Delta was already much more generous than American Airlines and United with their spending waiver as neither of those airlines offers a credit card spending waiver for top-tier status. If you want United’s top tier 1K status (and you live in the United States) then you must not only fly 100,000 elite qualifying miles per year, but you have to spend $12,000 elite qualifying dollars with the airline since their credit card spending waiver is only valid through the second tier Platinum level.
With Delta, US-based members must fly 125,000 elite qualifying miles to earn their top-tier Diamond status and now either spend $15,000 per year in elite qualifying dollars with the airline or simply charge a quarter of a million dollars per year on your co-branded Delta Amex Card. A QUARTER OF A MILLION DOLLARS. That works out to charging just over $20,000 per month on the Delta co-branded cards to hit the annual requirement. I don’t know very many people that are running more than $20,000 every single month on their Delta cards.
This huge change is almost funny to me for two reasons. First, believe it or not, Delta is still actually more generous than the others in making a credit card spending waiver available at all for top tier status. But second, retaining a waiver but putting the bar at $250,000 per year is simply sort of laughable. I’m laughing, anyway. Maybe if I were a Delta elite flyer I wouldn’t be laughing quite so much. Had they simply done away with the spending waiver entirely it might not have been so shocking.

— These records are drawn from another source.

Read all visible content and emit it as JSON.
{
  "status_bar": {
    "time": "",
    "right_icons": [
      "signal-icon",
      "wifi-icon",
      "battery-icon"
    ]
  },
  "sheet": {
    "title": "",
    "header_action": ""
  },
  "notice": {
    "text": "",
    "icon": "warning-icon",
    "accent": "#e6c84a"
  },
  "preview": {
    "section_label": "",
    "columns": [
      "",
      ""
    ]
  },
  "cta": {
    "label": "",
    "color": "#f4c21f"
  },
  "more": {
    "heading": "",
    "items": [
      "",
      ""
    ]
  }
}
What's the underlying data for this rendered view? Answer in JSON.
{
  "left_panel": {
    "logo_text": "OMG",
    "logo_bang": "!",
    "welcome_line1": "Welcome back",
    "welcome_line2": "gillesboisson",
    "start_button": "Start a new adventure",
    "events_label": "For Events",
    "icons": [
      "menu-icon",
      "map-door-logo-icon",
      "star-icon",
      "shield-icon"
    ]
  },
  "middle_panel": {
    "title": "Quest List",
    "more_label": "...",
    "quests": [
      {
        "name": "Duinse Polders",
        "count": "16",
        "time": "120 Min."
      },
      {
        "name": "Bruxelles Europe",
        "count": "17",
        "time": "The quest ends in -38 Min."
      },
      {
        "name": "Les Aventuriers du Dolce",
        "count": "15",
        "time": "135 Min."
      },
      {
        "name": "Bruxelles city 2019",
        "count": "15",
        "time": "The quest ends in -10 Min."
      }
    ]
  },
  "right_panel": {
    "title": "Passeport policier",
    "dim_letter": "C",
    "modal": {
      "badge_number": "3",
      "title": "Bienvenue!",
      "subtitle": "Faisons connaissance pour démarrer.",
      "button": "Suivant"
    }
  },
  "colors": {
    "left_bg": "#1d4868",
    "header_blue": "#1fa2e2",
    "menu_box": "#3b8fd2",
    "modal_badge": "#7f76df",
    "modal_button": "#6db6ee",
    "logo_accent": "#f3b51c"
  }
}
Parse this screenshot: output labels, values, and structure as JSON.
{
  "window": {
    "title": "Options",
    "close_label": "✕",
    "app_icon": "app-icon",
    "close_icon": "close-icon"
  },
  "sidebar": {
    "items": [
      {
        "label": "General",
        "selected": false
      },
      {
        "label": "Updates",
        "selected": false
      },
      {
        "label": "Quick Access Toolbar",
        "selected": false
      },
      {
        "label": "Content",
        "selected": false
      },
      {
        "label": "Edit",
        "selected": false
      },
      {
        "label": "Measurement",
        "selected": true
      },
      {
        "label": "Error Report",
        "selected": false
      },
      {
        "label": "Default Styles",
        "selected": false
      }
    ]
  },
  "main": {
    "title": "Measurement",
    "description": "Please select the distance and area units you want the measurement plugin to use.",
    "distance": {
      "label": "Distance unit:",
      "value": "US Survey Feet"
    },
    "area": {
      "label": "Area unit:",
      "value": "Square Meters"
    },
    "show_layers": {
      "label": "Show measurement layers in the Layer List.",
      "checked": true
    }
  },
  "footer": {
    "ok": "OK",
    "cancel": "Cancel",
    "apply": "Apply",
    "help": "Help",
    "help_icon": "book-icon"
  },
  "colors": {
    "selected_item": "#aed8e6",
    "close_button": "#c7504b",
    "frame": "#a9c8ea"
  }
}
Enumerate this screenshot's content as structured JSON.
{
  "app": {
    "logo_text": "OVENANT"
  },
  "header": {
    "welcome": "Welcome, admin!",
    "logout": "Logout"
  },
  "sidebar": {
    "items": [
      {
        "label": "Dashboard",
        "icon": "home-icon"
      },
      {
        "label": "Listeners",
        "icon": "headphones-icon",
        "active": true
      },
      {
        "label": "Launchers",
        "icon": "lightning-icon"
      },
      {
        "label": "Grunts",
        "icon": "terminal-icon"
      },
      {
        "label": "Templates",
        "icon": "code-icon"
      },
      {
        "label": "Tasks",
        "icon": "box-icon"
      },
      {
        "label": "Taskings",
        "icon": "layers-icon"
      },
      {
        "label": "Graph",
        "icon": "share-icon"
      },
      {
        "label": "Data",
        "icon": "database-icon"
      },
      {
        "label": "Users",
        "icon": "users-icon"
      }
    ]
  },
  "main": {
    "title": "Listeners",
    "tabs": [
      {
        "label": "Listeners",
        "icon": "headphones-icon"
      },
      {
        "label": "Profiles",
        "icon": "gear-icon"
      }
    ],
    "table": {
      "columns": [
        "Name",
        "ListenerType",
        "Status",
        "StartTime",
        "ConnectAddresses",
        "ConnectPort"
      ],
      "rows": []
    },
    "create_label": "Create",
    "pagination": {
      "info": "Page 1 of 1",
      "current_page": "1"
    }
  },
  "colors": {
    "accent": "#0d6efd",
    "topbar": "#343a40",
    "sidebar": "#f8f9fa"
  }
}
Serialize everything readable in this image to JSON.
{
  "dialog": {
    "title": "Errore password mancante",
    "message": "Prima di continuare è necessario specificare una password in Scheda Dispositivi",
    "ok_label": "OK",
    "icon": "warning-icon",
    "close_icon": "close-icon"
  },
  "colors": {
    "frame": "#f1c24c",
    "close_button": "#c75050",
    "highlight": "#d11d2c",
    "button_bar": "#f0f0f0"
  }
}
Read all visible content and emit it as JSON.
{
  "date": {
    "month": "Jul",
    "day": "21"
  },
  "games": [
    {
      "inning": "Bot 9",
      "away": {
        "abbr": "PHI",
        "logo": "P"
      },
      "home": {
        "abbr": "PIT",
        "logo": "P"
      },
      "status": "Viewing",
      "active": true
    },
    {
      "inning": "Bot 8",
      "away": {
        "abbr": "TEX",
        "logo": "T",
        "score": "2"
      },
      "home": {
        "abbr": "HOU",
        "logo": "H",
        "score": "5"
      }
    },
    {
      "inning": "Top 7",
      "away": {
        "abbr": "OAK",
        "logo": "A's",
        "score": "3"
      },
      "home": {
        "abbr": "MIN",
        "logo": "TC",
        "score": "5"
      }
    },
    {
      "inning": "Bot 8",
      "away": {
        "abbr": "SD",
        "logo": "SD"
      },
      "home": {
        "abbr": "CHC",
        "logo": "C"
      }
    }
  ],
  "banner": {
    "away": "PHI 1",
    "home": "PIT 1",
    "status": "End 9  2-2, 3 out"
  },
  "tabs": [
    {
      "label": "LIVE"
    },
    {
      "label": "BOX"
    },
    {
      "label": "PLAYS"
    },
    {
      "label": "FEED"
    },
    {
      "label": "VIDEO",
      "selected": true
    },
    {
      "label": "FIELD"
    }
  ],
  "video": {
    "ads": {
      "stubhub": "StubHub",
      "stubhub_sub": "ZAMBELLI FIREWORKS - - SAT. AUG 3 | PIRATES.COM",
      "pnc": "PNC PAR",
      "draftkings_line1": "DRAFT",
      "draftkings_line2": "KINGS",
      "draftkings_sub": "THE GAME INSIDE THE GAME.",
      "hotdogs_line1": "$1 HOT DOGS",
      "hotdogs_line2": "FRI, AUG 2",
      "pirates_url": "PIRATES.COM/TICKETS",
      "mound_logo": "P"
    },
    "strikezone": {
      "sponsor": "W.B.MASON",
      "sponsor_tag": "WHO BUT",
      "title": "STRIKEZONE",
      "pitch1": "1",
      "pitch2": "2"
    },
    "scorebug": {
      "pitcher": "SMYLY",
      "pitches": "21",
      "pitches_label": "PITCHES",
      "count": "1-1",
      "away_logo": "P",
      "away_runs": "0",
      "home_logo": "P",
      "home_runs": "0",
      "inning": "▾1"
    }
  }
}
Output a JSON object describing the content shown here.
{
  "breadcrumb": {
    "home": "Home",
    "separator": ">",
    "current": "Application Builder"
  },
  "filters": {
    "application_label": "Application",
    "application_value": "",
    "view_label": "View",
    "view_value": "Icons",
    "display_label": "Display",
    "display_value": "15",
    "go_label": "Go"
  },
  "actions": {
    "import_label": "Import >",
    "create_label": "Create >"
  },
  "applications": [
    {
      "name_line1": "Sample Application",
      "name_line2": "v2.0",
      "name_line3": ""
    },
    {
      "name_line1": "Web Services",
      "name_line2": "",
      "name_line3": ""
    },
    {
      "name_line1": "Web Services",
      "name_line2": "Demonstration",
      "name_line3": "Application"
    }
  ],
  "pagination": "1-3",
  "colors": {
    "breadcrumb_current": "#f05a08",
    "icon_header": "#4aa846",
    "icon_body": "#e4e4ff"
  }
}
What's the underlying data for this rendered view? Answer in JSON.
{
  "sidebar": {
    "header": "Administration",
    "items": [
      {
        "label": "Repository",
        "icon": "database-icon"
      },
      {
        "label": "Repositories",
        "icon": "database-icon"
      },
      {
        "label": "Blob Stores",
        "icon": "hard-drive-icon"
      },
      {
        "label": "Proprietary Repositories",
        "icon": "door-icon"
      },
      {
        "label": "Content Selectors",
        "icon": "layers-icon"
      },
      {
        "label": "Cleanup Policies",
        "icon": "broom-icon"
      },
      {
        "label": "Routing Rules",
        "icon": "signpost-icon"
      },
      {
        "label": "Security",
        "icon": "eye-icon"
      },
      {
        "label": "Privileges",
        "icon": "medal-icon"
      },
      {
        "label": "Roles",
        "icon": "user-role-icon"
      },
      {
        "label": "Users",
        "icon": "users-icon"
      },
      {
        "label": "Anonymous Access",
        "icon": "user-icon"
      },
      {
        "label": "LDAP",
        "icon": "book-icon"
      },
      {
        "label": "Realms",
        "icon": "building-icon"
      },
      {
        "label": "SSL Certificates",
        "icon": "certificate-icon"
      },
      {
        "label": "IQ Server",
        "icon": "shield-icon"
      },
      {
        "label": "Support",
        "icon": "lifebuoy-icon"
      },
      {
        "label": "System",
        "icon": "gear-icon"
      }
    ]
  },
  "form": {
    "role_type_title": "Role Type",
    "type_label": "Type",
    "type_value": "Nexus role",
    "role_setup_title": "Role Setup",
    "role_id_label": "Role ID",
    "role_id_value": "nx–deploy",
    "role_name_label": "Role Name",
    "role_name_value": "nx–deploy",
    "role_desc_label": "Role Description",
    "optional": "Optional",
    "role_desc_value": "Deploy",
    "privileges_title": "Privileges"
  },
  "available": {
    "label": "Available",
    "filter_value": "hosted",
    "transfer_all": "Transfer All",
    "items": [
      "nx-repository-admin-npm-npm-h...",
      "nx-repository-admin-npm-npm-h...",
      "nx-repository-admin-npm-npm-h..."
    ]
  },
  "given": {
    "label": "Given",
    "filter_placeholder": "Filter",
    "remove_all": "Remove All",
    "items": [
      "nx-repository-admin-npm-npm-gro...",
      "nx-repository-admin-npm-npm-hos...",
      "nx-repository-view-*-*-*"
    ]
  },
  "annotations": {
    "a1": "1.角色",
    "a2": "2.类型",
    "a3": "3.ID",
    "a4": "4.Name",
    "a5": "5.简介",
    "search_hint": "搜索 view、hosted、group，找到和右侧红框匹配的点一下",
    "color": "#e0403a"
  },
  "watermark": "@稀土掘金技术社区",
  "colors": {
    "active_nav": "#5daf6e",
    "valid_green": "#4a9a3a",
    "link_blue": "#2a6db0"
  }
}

Delta says that the change will allow them to deliver on expectations for Diamond Medallion Status so members can maximize elite benefits like Complimentary Upgrades and Delta Sky Club access. This change kicks in beginning January 1, 2018, so it won’t impact what you are doing to earn status this year for next year. I don’t have hard numbers, but anecdotally I know many frequent flyers who largely travel on cheaper tickets that are being kept out of United’s top elite tier solely because of the spending requirements, so I imagine it will work out the same way for Delta.
It is also worth a mention that beginning January 1, 2018, the spending you put on the new no annual fee Blue Delta SkyMiles® Credit Card from American Express will not count towards the qualifying dollars waiver unless you also have another eligible Delta Amex Card. Delta is thankfully retaining the $25,000 co-branded card spending threshold for all elite status levels below Diamond.
How will these changes impact your Delta elite status qualification next year? Do you plan to run a quarter million dollars through your Delta Amex cards?
Editorial Note: The opinions expressed here are mine and not provided, reviewed, by any bank, card issuer, or other company unless otherwise stated.